# Supplied material:
########################################

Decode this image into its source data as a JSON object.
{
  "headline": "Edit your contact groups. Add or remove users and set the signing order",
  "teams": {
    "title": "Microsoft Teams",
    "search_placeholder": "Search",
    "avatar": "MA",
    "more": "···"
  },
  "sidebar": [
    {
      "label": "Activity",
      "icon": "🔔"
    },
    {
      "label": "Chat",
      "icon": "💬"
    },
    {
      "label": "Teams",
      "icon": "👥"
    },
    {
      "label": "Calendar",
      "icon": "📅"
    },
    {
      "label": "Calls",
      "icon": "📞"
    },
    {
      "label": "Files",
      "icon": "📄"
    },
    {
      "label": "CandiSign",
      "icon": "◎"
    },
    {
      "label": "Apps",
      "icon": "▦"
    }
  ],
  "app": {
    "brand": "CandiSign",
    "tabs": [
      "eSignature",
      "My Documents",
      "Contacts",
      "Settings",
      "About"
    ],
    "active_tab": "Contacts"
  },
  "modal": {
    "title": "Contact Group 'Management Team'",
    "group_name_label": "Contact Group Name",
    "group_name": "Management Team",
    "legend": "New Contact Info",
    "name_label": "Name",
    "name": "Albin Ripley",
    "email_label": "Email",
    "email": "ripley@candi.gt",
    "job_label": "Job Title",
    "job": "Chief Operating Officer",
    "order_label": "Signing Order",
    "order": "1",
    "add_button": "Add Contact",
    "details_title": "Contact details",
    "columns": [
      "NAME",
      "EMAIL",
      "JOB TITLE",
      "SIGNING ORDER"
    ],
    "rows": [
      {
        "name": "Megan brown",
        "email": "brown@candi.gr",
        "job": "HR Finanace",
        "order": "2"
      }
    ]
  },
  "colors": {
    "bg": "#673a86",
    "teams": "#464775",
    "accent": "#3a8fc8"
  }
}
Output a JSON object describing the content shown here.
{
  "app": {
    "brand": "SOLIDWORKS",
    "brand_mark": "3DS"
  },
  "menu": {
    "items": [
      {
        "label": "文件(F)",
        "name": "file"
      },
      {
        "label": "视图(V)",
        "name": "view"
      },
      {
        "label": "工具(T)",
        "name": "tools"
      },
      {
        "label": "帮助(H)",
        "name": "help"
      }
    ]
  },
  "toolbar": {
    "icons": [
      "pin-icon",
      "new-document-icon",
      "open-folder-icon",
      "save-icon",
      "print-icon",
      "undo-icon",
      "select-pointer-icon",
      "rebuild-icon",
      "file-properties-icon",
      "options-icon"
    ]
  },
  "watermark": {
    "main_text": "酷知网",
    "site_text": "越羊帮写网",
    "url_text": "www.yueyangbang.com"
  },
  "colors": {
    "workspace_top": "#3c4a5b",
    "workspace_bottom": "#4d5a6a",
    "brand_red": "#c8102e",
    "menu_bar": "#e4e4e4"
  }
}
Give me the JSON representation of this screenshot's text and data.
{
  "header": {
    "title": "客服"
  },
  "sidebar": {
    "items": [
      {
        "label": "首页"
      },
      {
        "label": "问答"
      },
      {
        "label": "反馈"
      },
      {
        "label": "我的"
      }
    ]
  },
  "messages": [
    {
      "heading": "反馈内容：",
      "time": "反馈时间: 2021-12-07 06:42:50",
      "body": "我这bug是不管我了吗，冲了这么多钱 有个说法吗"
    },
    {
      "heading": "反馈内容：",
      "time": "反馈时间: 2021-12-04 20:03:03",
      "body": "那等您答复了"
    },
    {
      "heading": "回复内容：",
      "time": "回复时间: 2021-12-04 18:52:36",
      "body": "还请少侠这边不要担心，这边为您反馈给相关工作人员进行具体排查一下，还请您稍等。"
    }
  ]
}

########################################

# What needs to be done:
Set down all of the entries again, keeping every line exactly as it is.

# Exercise output:
Decode this image into its source data as a JSON object.
{
  "headline": "Edit your contact groups. Add or remove users and set the signing order",
  "teams": {
    "title": "Microsoft Teams",
    "search_placeholder": "Search",
    "avatar": "MA",
    "more": "···"
  },
  "sidebar": [
    {
      "label": "Activity",
      "icon": "🔔"
    },
    {
      "label": "Chat",
      "icon": "💬"
    },
    {
      "label": "Teams",
      "icon": "👥"
    },
    {
      "label": "Calendar",
      "icon": "📅"
    },
    {
      "label": "Calls",
      "icon": "📞"
    },
    {
      "label": "Files",
      "icon": "📄"
    },
    {
      "label": "CandiSign",
      "icon": "◎"
    },
    {
      "label": "Apps",
      "icon": "▦"
    }
  ],
  "app": {
    "brand": "CandiSign",
    "tabs": [
      "eSignature",
      "My Documents",
      "Contacts",
      "Settings",
      "About"
    ],
    "active_tab": "Contacts"
  },
  "modal": {
    "title": "Contact Group 'Management Team'",
    "group_name_label": "Contact Group Name",
    "group_name": "Management Team",
    "legend": "New Contact Info",
    "name_label": "Name",
    "name": "Albin Ripley",
    "email_label": "Email",
    "email": "ripley@candi.gt",
    "job_label": "Job Title",
    "job": "Chief Operating Officer",
    "order_label": "Signing Order",
    "order": "1",
    "add_button": "Add Contact",
    "details_title": "Contact details",
    "columns": [
      "NAME",
      "EMAIL",
      "JOB TITLE",
      "SIGNING ORDER"
    ],
    "rows": [
      {
        "name": "Megan brown",
        "email": "brown@candi.gr",
        "job": "HR Finanace",
        "order": "2"
      }
    ]
  },
  "colors": {
    "bg": "#673a86",
    "teams": "#464775",
    "accent": "#3a8fc8"
  }
}
Output a JSON object describing the content shown here.
{
  "app": {
    "brand": "SOLIDWORKS",
    "brand_mark": "3DS"
  },
  "menu": {
    "items": [
      {
        "label": "文件(F)",
        "name": "file"
      },
      {
        "label": "视图(V)",
        "name": "view"
      },
      {
        "label": "工具(T)",
        "name": "tools"
      },
      {
        "label": "帮助(H)",
        "name": "help"
      }
    ]
  },
  "toolbar": {
    "icons": [
      "pin-icon",
      "new-document-icon",
      "open-folder-icon",
      "save-icon",
      "print-icon",
      "undo-icon",
      "select-pointer-icon",
      "rebuild-icon",
      "file-properties-icon",
      "options-icon"
    ]
  },
  "watermark": {
    "main_text": "酷知网",
    "site_text": "越羊帮写网",
    "url_text": "www.yueyangbang.com"
  },
  "colors": {
    "workspace_top": "#3c4a5b",
    "workspace_bottom": "#4d5a6a",
    "brand_red": "#c8102e",
    "menu_bar": "#e4e4e4"
  }
}
Give me the JSON representation of this screenshot's text and data.
{
  "header": {
    "title": "客服"
  },
  "sidebar": {
    "items": [
      {
        "label": "首页"
      },
      {
        "label": "问答"
      },
      {
        "label": "反馈"
      },
      {
        "label": "我的"
      }
    ]
  },
  "messages": [
    {
      "heading": "反馈内容：",
      "time": "反馈时间: 2021-12-07 06:42:50",
      "body": "我这bug是不管我了吗，冲了这么多钱 有个说法吗"
    },
    {
      "heading": "反馈内容：",
      "time": "反馈时间: 2021-12-04 20:03:03",
      "body": "那等您答复了"
    },
    {
      "heading": "回复内容：",
      "time": "回复时间: 2021-12-04 18:52:36",
      "body": "还请少侠这边不要担心，这边为您反馈给相关工作人员进行具体排查一下，还请您稍等。"
    }
  ]
}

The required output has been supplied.